Offering 6 bedrooms, office, tower library-nook and semi-finished basement, the home integrates a gracious sense of space and form juxtaposed against a fully landscaped irrigated lot. Mature trees and expansive lawn offers setting that includes pool and outdoor “gazebo’ with fireplace; a cool respite from the eternal Arizona sun. Elegant interior spaces flow delicately from room-to-room. Dramatic barrel vaults, and a series of integral solar shading devices on east, west and south which echoes similar geometry expressed in much of Soleri’s drawings and work. The split-level design, remains compact yet ample and visually open incorporating a series of both communal and private spaces, allowing the home to not overcome the landscape. Two main-level rooms feature the grand domed wood ceilings that align with glazing for a stunning, yet sheltered connection to the exteriors. Timeless oak flooring and cabinetry throughout make for a continuous flow of materials. The design includes passive solar features: double walls on the west and east to protect the home from the sun: the west exterior wall a keyhole cutout, the east a curved notch, allowing light with minimal heat gain.

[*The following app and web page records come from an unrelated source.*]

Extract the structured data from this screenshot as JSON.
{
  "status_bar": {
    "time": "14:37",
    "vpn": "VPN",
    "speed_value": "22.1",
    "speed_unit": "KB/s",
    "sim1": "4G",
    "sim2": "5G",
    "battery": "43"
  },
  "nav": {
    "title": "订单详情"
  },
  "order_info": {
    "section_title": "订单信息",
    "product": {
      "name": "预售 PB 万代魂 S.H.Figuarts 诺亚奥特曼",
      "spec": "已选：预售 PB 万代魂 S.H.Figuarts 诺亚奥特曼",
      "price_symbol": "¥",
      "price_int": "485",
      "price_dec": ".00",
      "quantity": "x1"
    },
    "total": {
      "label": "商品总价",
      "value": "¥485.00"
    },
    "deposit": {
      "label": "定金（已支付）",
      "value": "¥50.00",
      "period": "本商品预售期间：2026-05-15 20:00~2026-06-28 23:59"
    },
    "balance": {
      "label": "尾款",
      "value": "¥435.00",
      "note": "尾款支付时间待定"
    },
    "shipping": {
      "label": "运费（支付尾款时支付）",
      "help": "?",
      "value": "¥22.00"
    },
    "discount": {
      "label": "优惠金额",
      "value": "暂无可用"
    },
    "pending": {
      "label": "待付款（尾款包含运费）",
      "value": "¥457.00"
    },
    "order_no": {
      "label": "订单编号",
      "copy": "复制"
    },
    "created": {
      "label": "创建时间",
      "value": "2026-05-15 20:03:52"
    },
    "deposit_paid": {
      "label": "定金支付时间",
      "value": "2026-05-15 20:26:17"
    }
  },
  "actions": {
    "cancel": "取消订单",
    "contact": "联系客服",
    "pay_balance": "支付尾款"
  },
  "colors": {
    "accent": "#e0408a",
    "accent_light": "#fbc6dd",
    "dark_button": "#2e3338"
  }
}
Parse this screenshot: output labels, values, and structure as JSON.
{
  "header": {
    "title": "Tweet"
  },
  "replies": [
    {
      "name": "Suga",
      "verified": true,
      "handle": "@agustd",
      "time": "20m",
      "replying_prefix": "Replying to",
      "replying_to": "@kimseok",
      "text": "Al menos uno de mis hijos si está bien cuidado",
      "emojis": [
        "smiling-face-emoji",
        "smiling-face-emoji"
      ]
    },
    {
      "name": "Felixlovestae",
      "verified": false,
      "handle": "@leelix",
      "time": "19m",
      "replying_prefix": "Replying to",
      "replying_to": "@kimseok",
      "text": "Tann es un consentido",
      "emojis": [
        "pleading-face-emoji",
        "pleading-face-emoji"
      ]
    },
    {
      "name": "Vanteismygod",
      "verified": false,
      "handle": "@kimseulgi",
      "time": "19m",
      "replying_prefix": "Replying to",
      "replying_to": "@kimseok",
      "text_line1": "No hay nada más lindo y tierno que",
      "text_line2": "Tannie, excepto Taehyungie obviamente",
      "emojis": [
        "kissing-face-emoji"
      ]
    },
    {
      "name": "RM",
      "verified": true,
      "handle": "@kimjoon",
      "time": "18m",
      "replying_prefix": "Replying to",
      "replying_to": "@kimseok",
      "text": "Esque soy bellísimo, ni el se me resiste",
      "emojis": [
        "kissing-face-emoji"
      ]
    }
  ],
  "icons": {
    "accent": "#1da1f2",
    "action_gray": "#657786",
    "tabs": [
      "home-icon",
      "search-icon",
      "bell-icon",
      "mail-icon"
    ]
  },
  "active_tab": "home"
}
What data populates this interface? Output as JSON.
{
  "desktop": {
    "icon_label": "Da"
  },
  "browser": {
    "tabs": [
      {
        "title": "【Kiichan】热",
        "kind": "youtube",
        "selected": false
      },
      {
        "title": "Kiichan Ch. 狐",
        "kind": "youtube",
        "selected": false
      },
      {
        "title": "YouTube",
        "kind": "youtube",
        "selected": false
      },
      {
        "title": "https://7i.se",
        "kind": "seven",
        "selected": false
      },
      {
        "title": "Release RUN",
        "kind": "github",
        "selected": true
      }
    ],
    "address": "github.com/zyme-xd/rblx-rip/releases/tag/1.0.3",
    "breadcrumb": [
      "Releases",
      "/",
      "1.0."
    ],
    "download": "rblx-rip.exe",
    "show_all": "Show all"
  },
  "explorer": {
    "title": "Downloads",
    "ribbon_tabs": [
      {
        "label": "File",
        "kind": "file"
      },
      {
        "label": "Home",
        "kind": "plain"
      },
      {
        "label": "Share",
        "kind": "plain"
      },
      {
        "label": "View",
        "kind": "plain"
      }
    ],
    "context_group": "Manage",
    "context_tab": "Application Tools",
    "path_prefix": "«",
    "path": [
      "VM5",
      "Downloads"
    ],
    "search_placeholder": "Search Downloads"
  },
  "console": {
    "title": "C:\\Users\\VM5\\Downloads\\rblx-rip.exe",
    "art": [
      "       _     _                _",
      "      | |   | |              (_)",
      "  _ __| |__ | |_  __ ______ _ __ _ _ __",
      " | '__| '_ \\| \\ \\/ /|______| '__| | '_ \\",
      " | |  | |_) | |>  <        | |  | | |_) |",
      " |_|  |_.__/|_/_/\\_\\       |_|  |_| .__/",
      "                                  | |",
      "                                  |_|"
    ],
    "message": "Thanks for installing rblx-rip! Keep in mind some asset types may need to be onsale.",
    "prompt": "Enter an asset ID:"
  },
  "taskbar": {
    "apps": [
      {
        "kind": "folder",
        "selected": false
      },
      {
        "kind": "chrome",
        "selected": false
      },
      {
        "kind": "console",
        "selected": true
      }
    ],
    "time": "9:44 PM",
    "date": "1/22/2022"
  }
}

Some history: The DeConcini House was completed in 1982, and has been included in several publications, including Phoenix Home and Garden magazine. Dino DeConcini, (who along with his brother, Senator Dennis DeConcini; longtime admirers of Soleri’s work), approached the architect with an idea of designing a house for his family. Soleri had designed just one other house outside of his compounds: the famous “Dome House” in Cave Creek, which included Architect Mark Mills, making this a rare and unusual work from an architect whose built works remained mostly within his own control and compounds.
Scott Jarson – 480.254.7510